Donald Trump unleashed a handful of tweets on Saturday morning—a fairly routine practice at this point—in which he called for "equal time" from late-night hosts.
Late-night hosts like Stephen Colbert, Jimmy Kimmel, and Seth Meyers have become cultural touch points by aggressively taking on the Trump administration and congressional Republicans in their monologues. On the strength of his commentary, Colbert has surged in the ratings, overtaking Tonight Show host Jimmy Fallon—who's pulled punches compared with his peers—in overall viewers.
But the president seems to be confusing the notion of equal time with the Fairness Doctrine, which was repealed during the Reagan Administration. It required TV and radio broadcasters to present opposing viewpoints (though not necessarily with equal time). According to The Washington Post:
This meant that programs on politics were required to include opposing opinions on the topic under discussion. Broadcasters had anto determine the spectrum of views on a given issue and include those people best suited to representing those views in their programming.
The Post also notes that under the Fairness Doctrine broadcasters had to let people know if they were under personal attack in a program and give them a chance to respond. In 1987, President Reagan signed an executive order revoking the doctrine, leading to an explosion of partisan TV and radio programs.

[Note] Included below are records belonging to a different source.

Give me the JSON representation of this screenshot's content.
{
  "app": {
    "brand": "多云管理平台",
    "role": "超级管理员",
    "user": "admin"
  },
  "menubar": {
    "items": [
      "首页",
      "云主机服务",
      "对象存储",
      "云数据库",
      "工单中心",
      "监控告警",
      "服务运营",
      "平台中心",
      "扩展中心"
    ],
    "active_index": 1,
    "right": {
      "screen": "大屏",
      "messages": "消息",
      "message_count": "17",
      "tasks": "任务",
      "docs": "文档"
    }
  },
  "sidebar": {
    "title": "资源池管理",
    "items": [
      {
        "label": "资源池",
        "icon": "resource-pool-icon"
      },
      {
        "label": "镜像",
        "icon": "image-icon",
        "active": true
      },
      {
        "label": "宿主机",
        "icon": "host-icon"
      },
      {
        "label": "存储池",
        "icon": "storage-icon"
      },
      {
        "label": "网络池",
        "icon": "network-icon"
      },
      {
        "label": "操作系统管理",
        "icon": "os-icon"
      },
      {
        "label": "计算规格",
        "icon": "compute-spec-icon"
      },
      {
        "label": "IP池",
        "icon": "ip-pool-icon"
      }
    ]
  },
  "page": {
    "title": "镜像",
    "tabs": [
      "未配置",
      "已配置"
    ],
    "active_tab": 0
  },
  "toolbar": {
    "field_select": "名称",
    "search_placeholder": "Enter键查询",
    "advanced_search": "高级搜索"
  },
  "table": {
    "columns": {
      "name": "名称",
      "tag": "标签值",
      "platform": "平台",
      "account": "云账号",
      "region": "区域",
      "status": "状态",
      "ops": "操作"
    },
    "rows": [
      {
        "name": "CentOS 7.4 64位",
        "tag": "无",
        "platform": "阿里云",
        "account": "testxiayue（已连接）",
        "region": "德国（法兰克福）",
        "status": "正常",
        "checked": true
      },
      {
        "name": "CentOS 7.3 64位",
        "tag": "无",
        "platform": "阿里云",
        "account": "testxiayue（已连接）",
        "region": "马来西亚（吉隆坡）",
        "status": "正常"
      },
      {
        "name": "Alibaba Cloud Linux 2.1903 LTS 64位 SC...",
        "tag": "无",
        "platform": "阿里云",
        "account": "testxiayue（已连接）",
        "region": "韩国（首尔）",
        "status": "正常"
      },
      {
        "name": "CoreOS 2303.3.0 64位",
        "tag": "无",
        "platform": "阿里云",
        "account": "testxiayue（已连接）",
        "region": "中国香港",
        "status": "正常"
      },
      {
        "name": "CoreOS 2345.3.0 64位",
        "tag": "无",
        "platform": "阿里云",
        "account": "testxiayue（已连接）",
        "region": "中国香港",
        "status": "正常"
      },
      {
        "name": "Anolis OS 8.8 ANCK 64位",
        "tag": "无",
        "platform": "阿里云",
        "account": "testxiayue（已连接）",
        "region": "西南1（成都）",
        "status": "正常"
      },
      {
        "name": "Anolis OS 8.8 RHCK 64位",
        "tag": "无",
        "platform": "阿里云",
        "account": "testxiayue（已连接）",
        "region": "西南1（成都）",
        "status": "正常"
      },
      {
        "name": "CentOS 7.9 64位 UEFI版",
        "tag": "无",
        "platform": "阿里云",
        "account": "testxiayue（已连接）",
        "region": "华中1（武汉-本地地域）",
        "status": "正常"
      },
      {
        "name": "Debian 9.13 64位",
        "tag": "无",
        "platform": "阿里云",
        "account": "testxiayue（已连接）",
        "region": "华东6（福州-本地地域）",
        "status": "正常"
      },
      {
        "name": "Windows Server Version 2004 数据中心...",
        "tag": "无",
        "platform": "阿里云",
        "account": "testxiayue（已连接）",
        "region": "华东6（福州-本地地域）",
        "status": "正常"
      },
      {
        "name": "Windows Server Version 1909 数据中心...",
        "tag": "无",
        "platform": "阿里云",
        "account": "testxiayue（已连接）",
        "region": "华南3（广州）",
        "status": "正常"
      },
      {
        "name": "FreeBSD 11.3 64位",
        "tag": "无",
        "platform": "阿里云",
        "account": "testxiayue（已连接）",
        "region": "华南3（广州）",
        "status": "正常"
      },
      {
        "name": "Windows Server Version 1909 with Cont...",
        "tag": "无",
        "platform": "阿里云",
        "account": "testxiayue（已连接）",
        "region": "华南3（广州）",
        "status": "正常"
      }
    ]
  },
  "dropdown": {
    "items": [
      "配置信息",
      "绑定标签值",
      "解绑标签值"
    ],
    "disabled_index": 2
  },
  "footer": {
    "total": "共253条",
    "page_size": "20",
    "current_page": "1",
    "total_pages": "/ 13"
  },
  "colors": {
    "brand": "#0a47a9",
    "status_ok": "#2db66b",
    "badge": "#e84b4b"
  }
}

"It’s hard to overstate the importance of the Fairness Doctrine to conservative commentators—its demise in 1987 ... is credited with the creation of modern-day talk-radio, because broadcasters no longer had to offer competing views on the same broadcasts," Politico wrote in 2011. (The rule remained on the books until 2011, when the Federal Communications Commission finally removed it.)

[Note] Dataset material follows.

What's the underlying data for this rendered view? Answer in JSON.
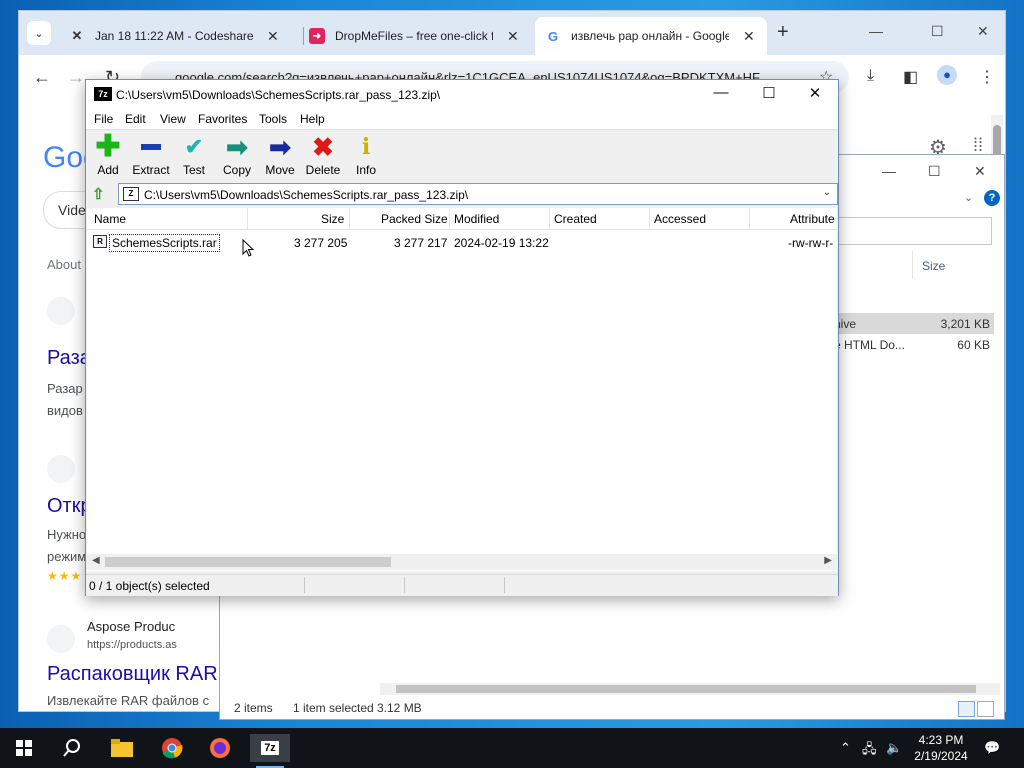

This is not the same as the equal time rule, which remains in effect. It requires broadcasters to give political candidates equal time. Trump's appearance on Saturday Night Live in 2015, for instance, triggered the equal time rule and NBC agreed to give his Republican opponents time on 18 affiliates during primetime, according to Variety.

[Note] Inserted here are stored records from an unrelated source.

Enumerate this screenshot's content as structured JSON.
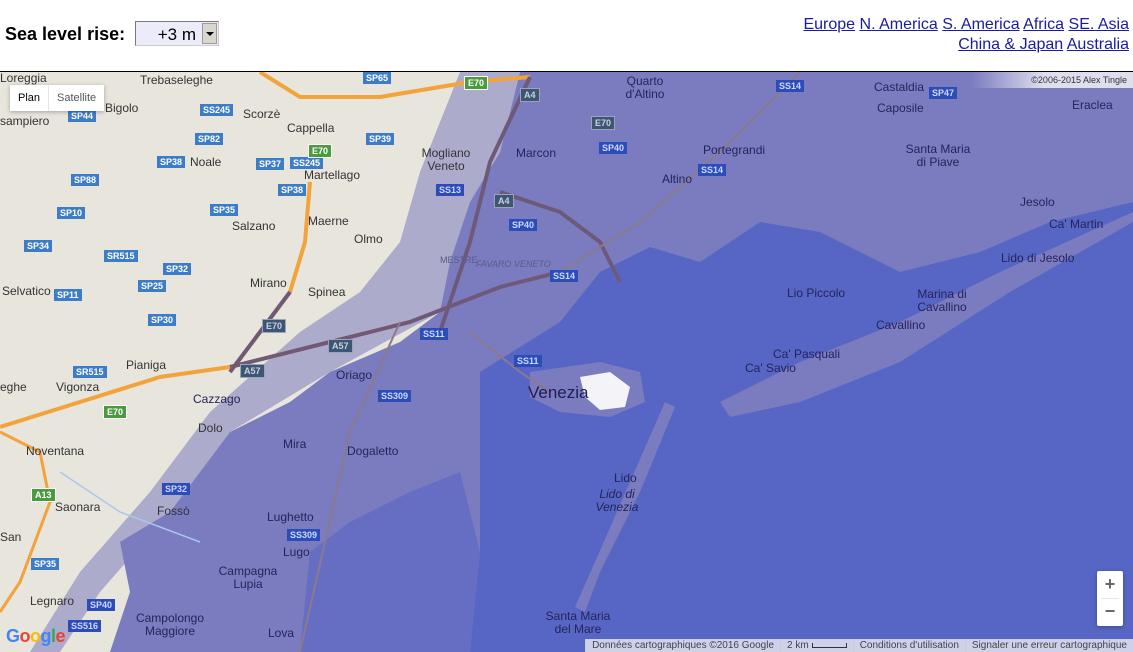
{
  "header": {
    "sea_level_label": "Sea level rise:",
    "sea_level_value": "+3 m",
    "regions": [
      "Europe",
      "N. America",
      "S. America",
      "Africa",
      "SE. Asia",
      "China & Japan",
      "Australia"
    ]
  },
  "map": {
    "maptype": {
      "plan": "Plan",
      "satellite": "Satellite",
      "selected": "Plan"
    },
    "copyright": "©2006-2015 Alex Tingle",
    "zoom_in": "+",
    "zoom_out": "−",
    "footer": {
      "data": "Données cartographiques ©2016 Google",
      "scale": "2 km",
      "terms": "Conditions d'utilisation",
      "report": "Signaler une erreur cartographique"
    },
    "google_logo": [
      "G",
      "o",
      "o",
      "g",
      "l",
      "e"
    ],
    "colors": {
      "land": "#e8e5dc",
      "flooded": "#7b7bc0",
      "sea": "#5766c4",
      "motorway": "#f2a33a",
      "flooded_road": "#6e5a78"
    },
    "places": [
      {
        "name": "Loreggia"
      },
      {
        "name": "Trebaseleghe"
      },
      {
        "name": "Bigolo"
      },
      {
        "name": "sampiero"
      },
      {
        "name": "Scorzè"
      },
      {
        "name": "Cappella"
      },
      {
        "name": "Noale"
      },
      {
        "name": "Martellago"
      },
      {
        "name": "Mogliano Veneto"
      },
      {
        "name": "Maerne"
      },
      {
        "name": "Salzano"
      },
      {
        "name": "Olmo"
      },
      {
        "name": "Mirano"
      },
      {
        "name": "Spinea"
      },
      {
        "name": "Selvatico"
      },
      {
        "name": "Pianiga"
      },
      {
        "name": "Vigonza"
      },
      {
        "name": "eghe"
      },
      {
        "name": "Cazzago"
      },
      {
        "name": "Oriago"
      },
      {
        "name": "Dolo"
      },
      {
        "name": "Noventana"
      },
      {
        "name": "Mira"
      },
      {
        "name": "Dogaletto"
      },
      {
        "name": "Fossò"
      },
      {
        "name": "Lughetto"
      },
      {
        "name": "Lugo"
      },
      {
        "name": "Campagna Lupia"
      },
      {
        "name": "Campolongo Maggiore"
      },
      {
        "name": "Lova"
      },
      {
        "name": "Saonara"
      },
      {
        "name": "San"
      },
      {
        "name": "Legnaro"
      },
      {
        "name": "Marcon"
      },
      {
        "name": "Quarto d'Altino"
      },
      {
        "name": "Altino"
      },
      {
        "name": "Portegrandi"
      },
      {
        "name": "Castaldia"
      },
      {
        "name": "Caposile"
      },
      {
        "name": "Eraclea"
      },
      {
        "name": "Santa Maria di Piave"
      },
      {
        "name": "Jesolo"
      },
      {
        "name": "Ca' Martin"
      },
      {
        "name": "Lido di Jesolo"
      },
      {
        "name": "Lio Piccolo"
      },
      {
        "name": "Marina di Cavallino"
      },
      {
        "name": "Cavallino"
      },
      {
        "name": "Ca' Pasquali"
      },
      {
        "name": "Ca' Savio"
      },
      {
        "name": "Venezia"
      },
      {
        "name": "Lido"
      },
      {
        "name": "Lido di Venezia"
      },
      {
        "name": "Santa Maria del Mare"
      },
      {
        "name": "MESTRE"
      },
      {
        "name": "FAVARO VENETO"
      }
    ],
    "shields": [
      "SP44",
      "SP65",
      "E70",
      "SS245",
      "SP82",
      "SP39",
      "SP38",
      "SP37",
      "SS245",
      "E70",
      "SP88",
      "SP38",
      "SP35",
      "SP10",
      "SS13",
      "SP34",
      "SR515",
      "SP32",
      "SP25",
      "SP11",
      "SP30",
      "SR515",
      "E70",
      "A57",
      "A57",
      "E70",
      "SS309",
      "SS11",
      "SS11",
      "SP32",
      "SS309",
      "A13",
      "SP35",
      "SP40",
      "SS516",
      "SP40",
      "SS14",
      "SS14",
      "SP40",
      "SS14",
      "SP47",
      "E70",
      "A4",
      "A4"
    ]
  }
}
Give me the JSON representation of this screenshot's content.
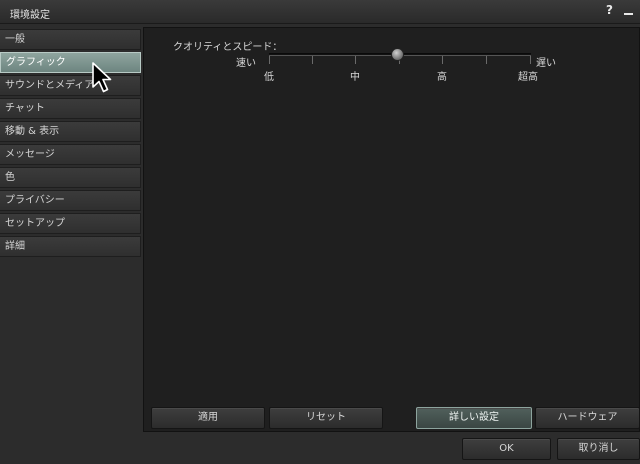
{
  "window": {
    "title": "環境設定"
  },
  "titlebar": {
    "help_glyph": "?"
  },
  "sidebar": {
    "items": [
      {
        "label": "一般"
      },
      {
        "label": "グラフィック",
        "selected": true
      },
      {
        "label": "サウンドとメディア"
      },
      {
        "label": "チャット"
      },
      {
        "label": "移動 & 表示"
      },
      {
        "label": "メッセージ"
      },
      {
        "label": "色"
      },
      {
        "label": "プライバシー"
      },
      {
        "label": "セットアップ"
      },
      {
        "label": "詳細"
      }
    ]
  },
  "graphics": {
    "quality_label": "クオリティとスピード：",
    "slider": {
      "left_label": "速い",
      "right_label": "遅い",
      "ticks": [
        "低",
        "中",
        "高",
        "超高"
      ],
      "value_fraction": 0.48
    }
  },
  "panel_buttons": {
    "apply": "適用",
    "reset": "リセット",
    "advanced": "詳しい設定",
    "hardware": "ハードウェア"
  },
  "dialog_buttons": {
    "ok": "OK",
    "cancel": "取り消し"
  },
  "colors": {
    "selected_item": "#7f9691",
    "highlight_border": "#8da49e"
  }
}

UPDATE: Late Night hosts Jimmy Kimmel and Seth Meyers responded to the president via Twitter.